• Sawsan Abdel Aziz Nashid Department of Linguistics, Faculty of Arts, University of Khartoum., Sudan


This is a descriptive study that aims at investigating the influence of education on individuals’ language attitudes through the languages used as media of instruction in schools. These languages tend to be introduced to the family domain by pupils and students. English, as the means of education in South Sudan in general and Northern Bahr el Ghazal (NBeG) in particular, affects the status of Southern Sudanese indigenous languages, thus causing language change. Hence, the positive attitudes towards the English language are due to that English is viewed as being of more socioeconomic value, and a means of gaining better socio-political status and jobs. NBeGS was (until 2015) one of the ten States of South Sudan. It has an area of 33,558 km² and is part of the Bahr el Ghazal region. A sociolinguistic profile on NBeGS and Aweil is provided to lay the ground for understanding how and why English as a means of education could be among the factors of language change.Interviews, focus group discussions and observations were the main tools of data collection.
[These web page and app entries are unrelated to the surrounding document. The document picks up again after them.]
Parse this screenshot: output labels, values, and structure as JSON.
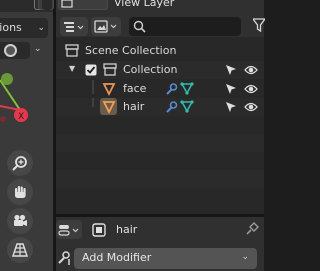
{
  "viewport": {
    "options_label": "ptions",
    "colors": {
      "x_axis": "#e8364c",
      "y_axis": "#7ec33a",
      "bg": "#3a3a3a"
    },
    "nav_buttons": [
      "zoom-icon",
      "hand-icon",
      "camera-icon",
      "grid-icon"
    ]
  },
  "outliner": {
    "view_layer_label": "View Layer",
    "search": {
      "value": "",
      "placeholder": ""
    },
    "tree": [
      {
        "label": "Scene Collection",
        "icon": "scene-collection-icon"
      },
      {
        "label": "Collection",
        "icon": "collection-icon",
        "checked": true,
        "expanded": true
      },
      {
        "label": "face",
        "icon": "mesh-object-icon",
        "modifiers": [
          "wrench-icon",
          "vertex-group-icon"
        ]
      },
      {
        "label": "hair",
        "icon": "mesh-object-icon",
        "active": true,
        "modifiers": [
          "wrench-icon",
          "vertex-group-icon"
        ]
      }
    ],
    "colors": {
      "object_icon": "#e8974c",
      "wrench": "#5a8ad6",
      "vgroup": "#2bc0b0"
    }
  },
  "properties": {
    "object_name": "hair",
    "add_modifier_label": "Add Modifier"
  }
}
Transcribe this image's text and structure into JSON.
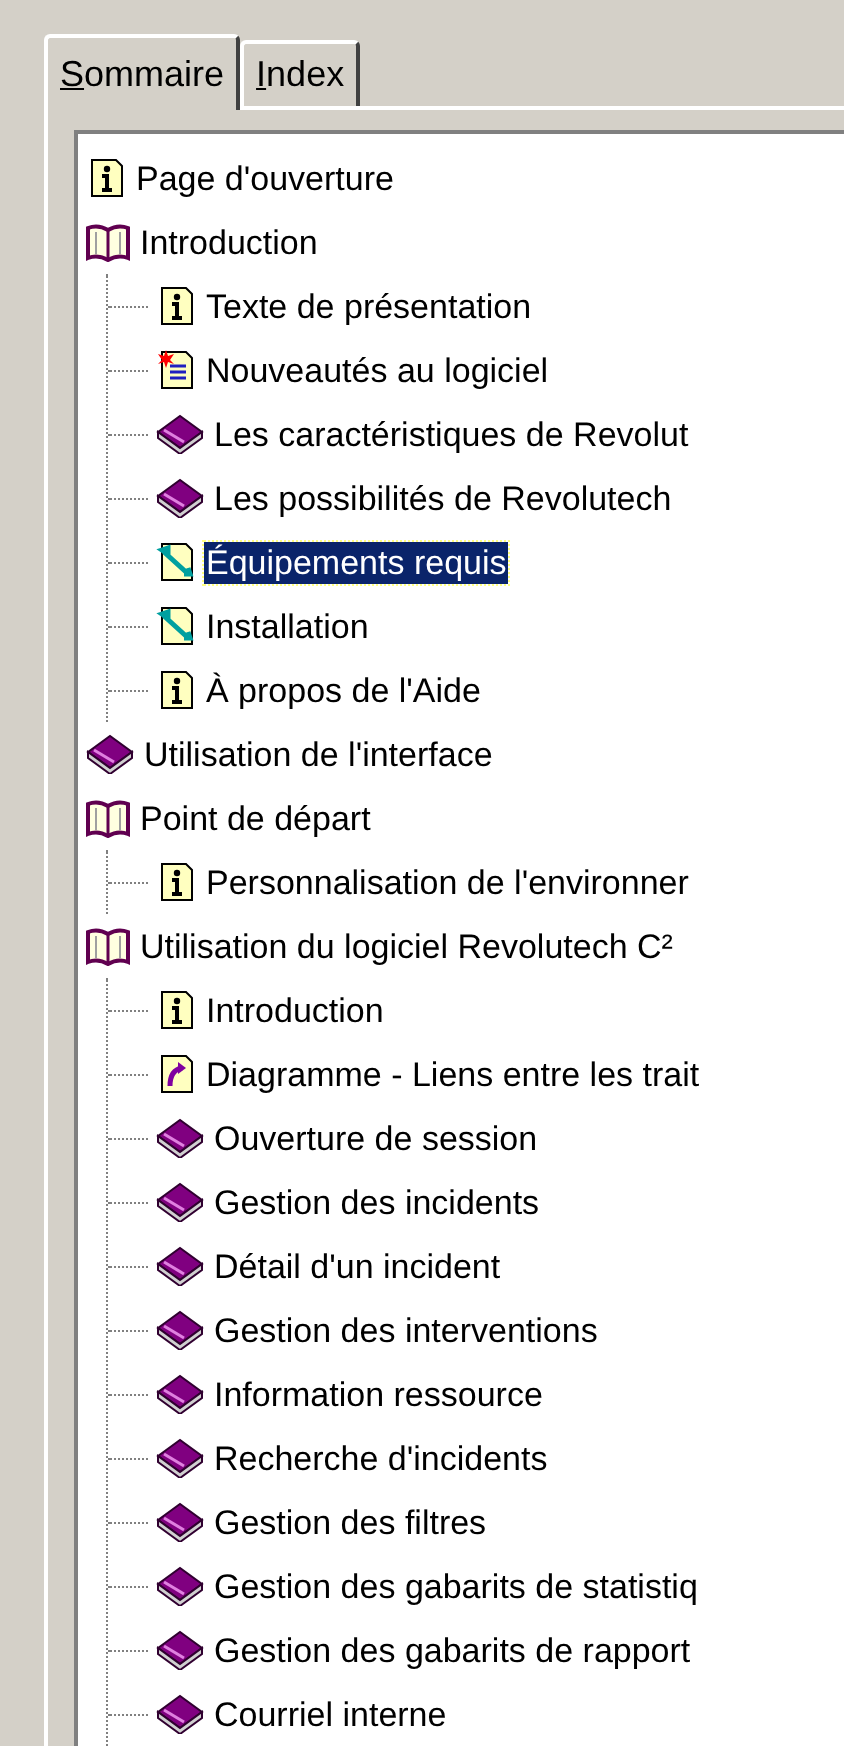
{
  "tabs": [
    {
      "label": "Sommaire",
      "selected": true
    },
    {
      "label": "Index",
      "selected": false
    }
  ],
  "tree": [
    {
      "label": "Page d'ouverture",
      "kind": "info",
      "selected": false
    },
    {
      "label": "Introduction",
      "kind": "book",
      "expanded": true,
      "selected": false,
      "children": [
        {
          "label": "Texte de présentation",
          "kind": "info",
          "selected": false
        },
        {
          "label": "Nouveautés au logiciel",
          "kind": "new",
          "selected": false
        },
        {
          "label": "Les caractéristiques de Revolut",
          "kind": "book",
          "expanded": false,
          "selected": false
        },
        {
          "label": "Les possibilités de Revolutech",
          "kind": "book",
          "expanded": false,
          "selected": false
        },
        {
          "label": "Équipements requis",
          "kind": "tool",
          "selected": true
        },
        {
          "label": "Installation",
          "kind": "tool",
          "selected": false
        },
        {
          "label": "À propos de l'Aide",
          "kind": "info",
          "selected": false
        }
      ]
    },
    {
      "label": "Utilisation de l'interface",
      "kind": "book",
      "expanded": false,
      "selected": false
    },
    {
      "label": "Point de départ",
      "kind": "book",
      "expanded": true,
      "selected": false,
      "children": [
        {
          "label": "Personnalisation de l'environner",
          "kind": "info",
          "selected": false
        }
      ]
    },
    {
      "label": "Utilisation du logiciel Revolutech C²",
      "kind": "book",
      "expanded": true,
      "selected": false,
      "children": [
        {
          "label": "Introduction",
          "kind": "info",
          "selected": false
        },
        {
          "label": "Diagramme - Liens entre les trait",
          "kind": "link",
          "selected": false
        },
        {
          "label": "Ouverture de session",
          "kind": "book",
          "expanded": false,
          "selected": false
        },
        {
          "label": "Gestion des incidents",
          "kind": "book",
          "expanded": false,
          "selected": false
        },
        {
          "label": "Détail d'un incident",
          "kind": "book",
          "expanded": false,
          "selected": false
        },
        {
          "label": "Gestion des interventions",
          "kind": "book",
          "expanded": false,
          "selected": false
        },
        {
          "label": "Information ressource",
          "kind": "book",
          "expanded": false,
          "selected": false
        },
        {
          "label": "Recherche d'incidents",
          "kind": "book",
          "expanded": false,
          "selected": false
        },
        {
          "label": "Gestion des filtres",
          "kind": "book",
          "expanded": false,
          "selected": false
        },
        {
          "label": "Gestion des gabarits de statistiq",
          "kind": "book",
          "expanded": false,
          "selected": false
        },
        {
          "label": "Gestion des gabarits de rapport",
          "kind": "book",
          "expanded": false,
          "selected": false
        },
        {
          "label": "Courriel interne",
          "kind": "book",
          "expanded": false,
          "selected": false
        }
      ]
    }
  ]
}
The data was collected from NBeGS; mainly in Aweil Town from late 2009 to the beginning of 2010 and in Wau (January 2010), but also in Juba (December 2010, December 2011, October 2014) and in Khartoum. The other sources of information were the Sudan Fifth Population Census of 2008 and the State Ministry of Education.The information on schools, students, and languages was continuously updated.It is found that, despite the shortcomings in educational services in NBeGS, the English language tends to spread within the family domain by pupils and students, causing language change.


Avery, M., Auvine, B., Streibel, B., and Weiss, L. (1981): Building united judgment: A handbook for consensus decision making, Madison, WI: Center for Conflict Resolution. (Available from the Center at P.O. Box 2156, Madison, WI 53701-2156)
Baker, Colin, Neil Naiman, Markus Frölich, Hans Heinrich Stern and A Todesco (1978): “The good language learner”, Research in Education, series no. 7, Ontario, Institute for Studies in Education. Retrieved on 25/9/2012 from:
Jok, Madut Jok (2001): War and Slavery in Sudan, Pennsylvania: University of Pennsylvania Press. Retrieved on 24.10.2012 from:
Izon, Meredith and Kelly, Barbara F. (2007): “One size doesn’t fit all: Research methodologies in a language variation study of Sudanese teens”, Proceedings of Australian Linguistics Society, 2006, University of Queensland Press. Retrieved on 2.6.2009 from:
Krueger, RA (1994): Focus groups: A practical guide for applied research, 2ed, Thousand Oaks, CA: Sage Publications, Inc.
Kuc, Majok Kuc (2004): “Brief history of Aweil educational background”. Retrieved on 20.1.2009 from:
Manual of Research Methodology (2003): Prepared by Research Directorate in collaboration with World Health Organization, Federal Ministry of Health, Khartoum: Sudan Currency Printing Press.
Nashid, Sawsan Abdel Aziz Mohammed (2014): The Sociolinguistic Situation in Northern Bahr el Ghazal State, (South Sudan): A Case Study of Aweil Town, PhD thesis (unpubl.), Department of Linguistics, Faculty of Arts, University of Khartoum.
Tutkuay, Kuach Yak (2011): “Is Arabic an afterbirth of the Islamism”. Retrieved on 2.6.2013 from: Village Assessments and Returnee Monitoring Analytical Report, Northern Bahr el Ghazal State,2009.From:
Wol, Dhieu Mathok Diing (2009): Politics of Ethnic Discrimination in Sudan-A Justification for the Secession of South Sudan, Kampala: Netmedia publisher ltd.
How to Cite
NASHID, Sawsan Abdel Aziz. EDUCATION IN NORTHERN BAHR EL GHAZAL, SOUTH SUDAN. ASRO Journal of Education, [S.l.], v. 1, n. 2, p. 18-27, nov. 2016. Available at: <>. Date accessed: 17 nov. 2019.


Education; Bahr el-Ghazal; Education in Sudan